>>>>

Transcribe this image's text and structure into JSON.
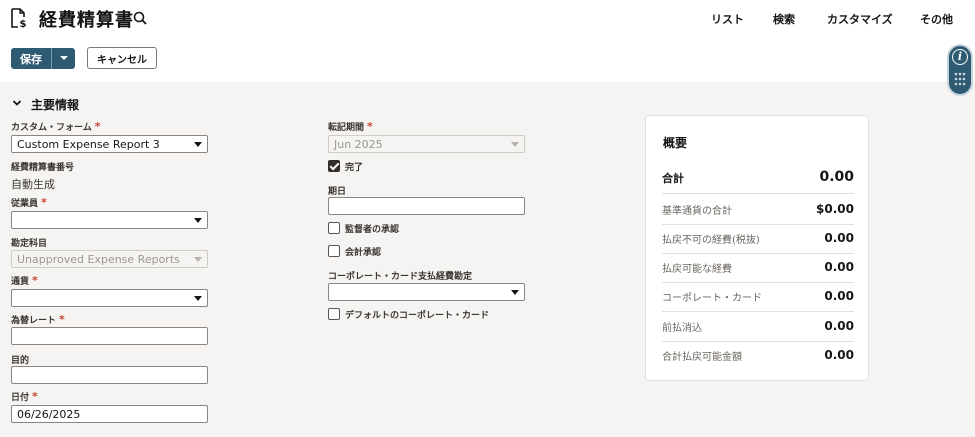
{
  "header": {
    "title": "経費精算書",
    "nav": [
      "リスト",
      "検索",
      "カスタマイズ",
      "その他"
    ]
  },
  "toolbar": {
    "save_label": "保存",
    "cancel_label": "キャンセル"
  },
  "section": {
    "title": "主要情報"
  },
  "fields": {
    "custom_form": {
      "label": "カスタム・フォーム",
      "value": "Custom Expense Report 3"
    },
    "report_number": {
      "label": "経費精算書番号",
      "value": "自動生成"
    },
    "employee": {
      "label": "従業員",
      "value": ""
    },
    "account": {
      "label": "勘定科目",
      "value": "Unapproved Expense Reports"
    },
    "currency": {
      "label": "通貨",
      "value": ""
    },
    "exchange_rate": {
      "label": "為替レート",
      "value": ""
    },
    "purpose": {
      "label": "目的",
      "value": ""
    },
    "date": {
      "label": "日付",
      "value": "06/26/2025"
    },
    "posting_period": {
      "label": "転記期間",
      "value": "Jun 2025"
    },
    "complete": {
      "label": "完了",
      "checked": true
    },
    "due_date": {
      "label": "期日",
      "value": ""
    },
    "supervisor_approval": {
      "label": "監督者の承認",
      "checked": false
    },
    "accounting_approval": {
      "label": "会計承認",
      "checked": false
    },
    "corp_card_account": {
      "label": "コーポレート・カード支払経費勘定",
      "value": ""
    },
    "default_corp_card": {
      "label": "デフォルトのコーポレート・カード",
      "checked": false
    }
  },
  "summary": {
    "title": "概要",
    "total_label": "合計",
    "total_value": "0.00",
    "rows": [
      {
        "label": "基準通貨の合計",
        "value": "$0.00"
      },
      {
        "label": "払戻不可の経費(税抜)",
        "value": "0.00"
      },
      {
        "label": "払戻可能な経費",
        "value": "0.00"
      },
      {
        "label": "コーポレート・カード",
        "value": "0.00"
      },
      {
        "label": "前払消込",
        "value": "0.00"
      },
      {
        "label": "合計払戻可能金額",
        "value": "0.00"
      }
    ]
  },
  "colors": {
    "primary": "#2e5a72",
    "required": "#c74634",
    "background": "#f5f4f2"
  }
}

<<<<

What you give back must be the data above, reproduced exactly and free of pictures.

_RESPONSE TO THE TASK_
Transcribe this image's text and structure into JSON.
{
  "header": {
    "title": "経費精算書",
    "nav": [
      "リスト",
      "検索",
      "カスタマイズ",
      "その他"
    ]
  },
  "toolbar": {
    "save_label": "保存",
    "cancel_label": "キャンセル"
  },
  "section": {
    "title": "主要情報"
  },
  "fields": {
    "custom_form": {
      "label": "カスタム・フォーム",
      "value": "Custom Expense Report 3"
    },
    "report_number": {
      "label": "経費精算書番号",
      "value": "自動生成"
    },
    "employee": {
      "label": "従業員",
      "value": ""
    },
    "account": {
      "label": "勘定科目",
      "value": "Unapproved Expense Reports"
    },
    "currency": {
      "label": "通貨",
      "value": ""
    },
    "exchange_rate": {
      "label": "為替レート",
      "value": ""
    },
    "purpose": {
      "label": "目的",
      "value": ""
    },
    "date": {
      "label": "日付",
      "value": "06/26/2025"
    },
    "posting_period": {
      "label": "転記期間",
      "value": "Jun 2025"
    },
    "complete": {
      "label": "完了",
      "checked": true
    },
    "due_date": {
      "label": "期日",
      "value": ""
    },
    "supervisor_approval": {
      "label": "監督者の承認",
      "checked": false
    },
    "accounting_approval": {
      "label": "会計承認",
      "checked": false
    },
    "corp_card_account": {
      "label": "コーポレート・カード支払経費勘定",
      "value": ""
    },
    "default_corp_card": {
      "label": "デフォルトのコーポレート・カード",
      "checked": false
    }
  },
  "summary": {
    "title": "概要",
    "total_label": "合計",
    "total_value": "0.00",
    "rows": [
      {
        "label": "基準通貨の合計",
        "value": "$0.00"
      },
      {
        "label": "払戻不可の経費(税抜)",
        "value": "0.00"
      },
      {
        "label": "払戻可能な経費",
        "value": "0.00"
      },
      {
        "label": "コーポレート・カード",
        "value": "0.00"
      },
      {
        "label": "前払消込",
        "value": "0.00"
      },
      {
        "label": "合計払戻可能金額",
        "value": "0.00"
      }
    ]
  },
  "colors": {
    "primary": "#2e5a72",
    "required": "#c74634",
    "background": "#f5f4f2"
  }
}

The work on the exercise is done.